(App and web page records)
○ ○ ○ ○ ○

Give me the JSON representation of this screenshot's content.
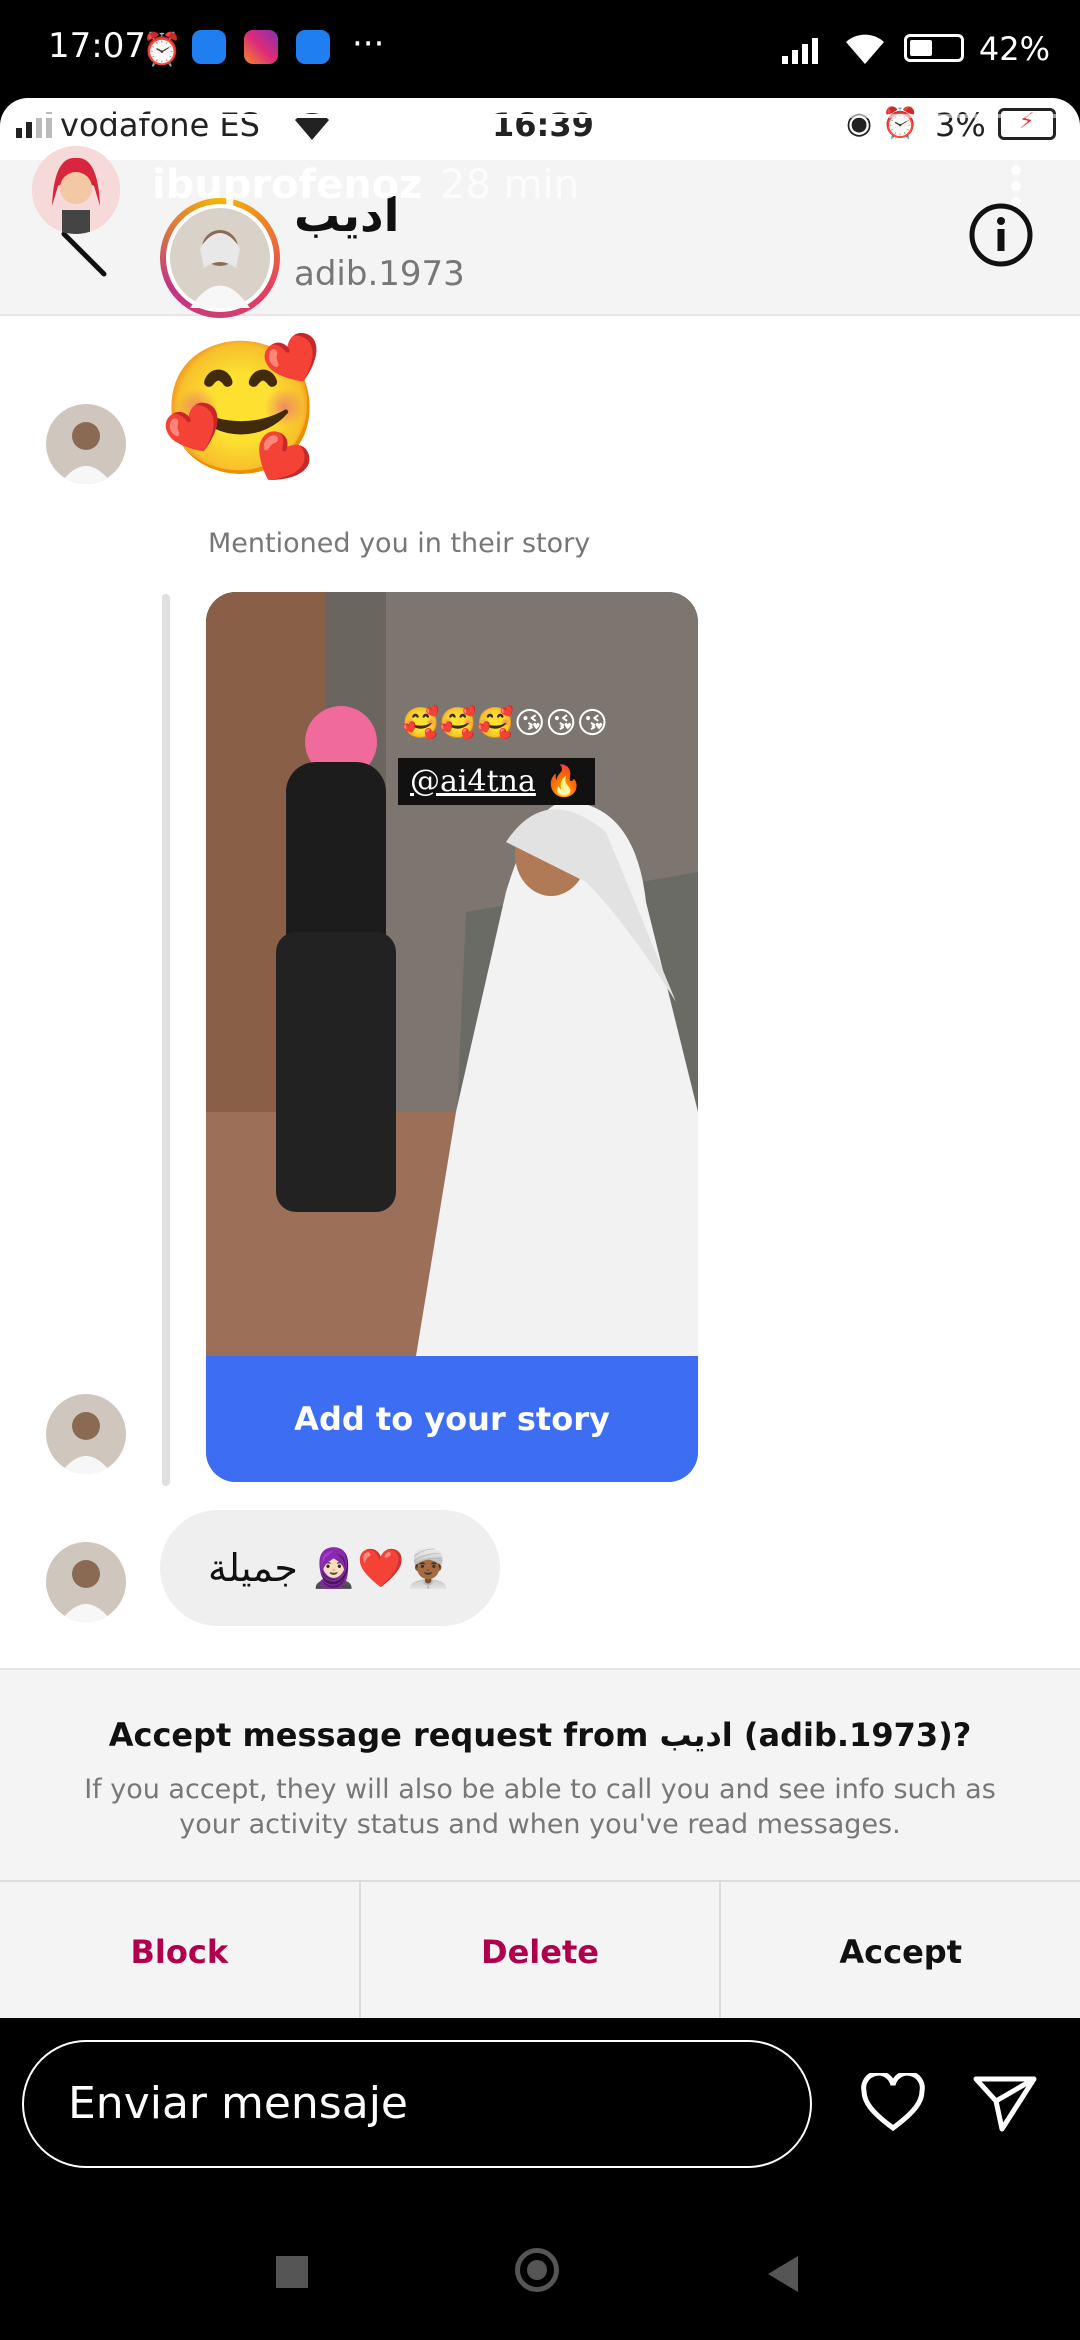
{
  "system_status": {
    "time": "17:07",
    "battery": "42%",
    "overflow_dots": "···"
  },
  "inner_status": {
    "carrier": "vodafone ES",
    "clock": "16:39",
    "battery": "3%"
  },
  "story_overlay": {
    "author": "ibuprofenoz",
    "time_ago": "28 min",
    "progress_fraction": 0.73
  },
  "chat_header": {
    "name": "اديب",
    "username": "adib.1973"
  },
  "messages": [
    {
      "type": "emoji",
      "content": "🥰"
    },
    {
      "type": "story_mention",
      "label": "Mentioned you in their story",
      "tag": "@ai4tna",
      "cta": "Add to your story",
      "emoji_row": "🥰🥰🥰😘😘😘",
      "fire": "🔥"
    },
    {
      "type": "text",
      "content": "جميلة 🧕🏻❤️👳🏾‍♂️"
    }
  ],
  "request": {
    "title": "Accept message request from اديب (adib.1973)?",
    "description": "If you accept, they will also be able to call you and see info such as your activity status and when you've read messages.",
    "actions": [
      {
        "label": "Block",
        "color": "#b0004d"
      },
      {
        "label": "Delete",
        "color": "#b0004d"
      },
      {
        "label": "Accept",
        "color": "#111111"
      }
    ]
  },
  "reply": {
    "placeholder": "Enviar mensaje"
  }
}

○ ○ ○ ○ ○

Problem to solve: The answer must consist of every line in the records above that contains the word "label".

Result:
      "label": "Mentioned you in their story",
        "label": "Block",
        "label": "Delete",
        "label": "Accept",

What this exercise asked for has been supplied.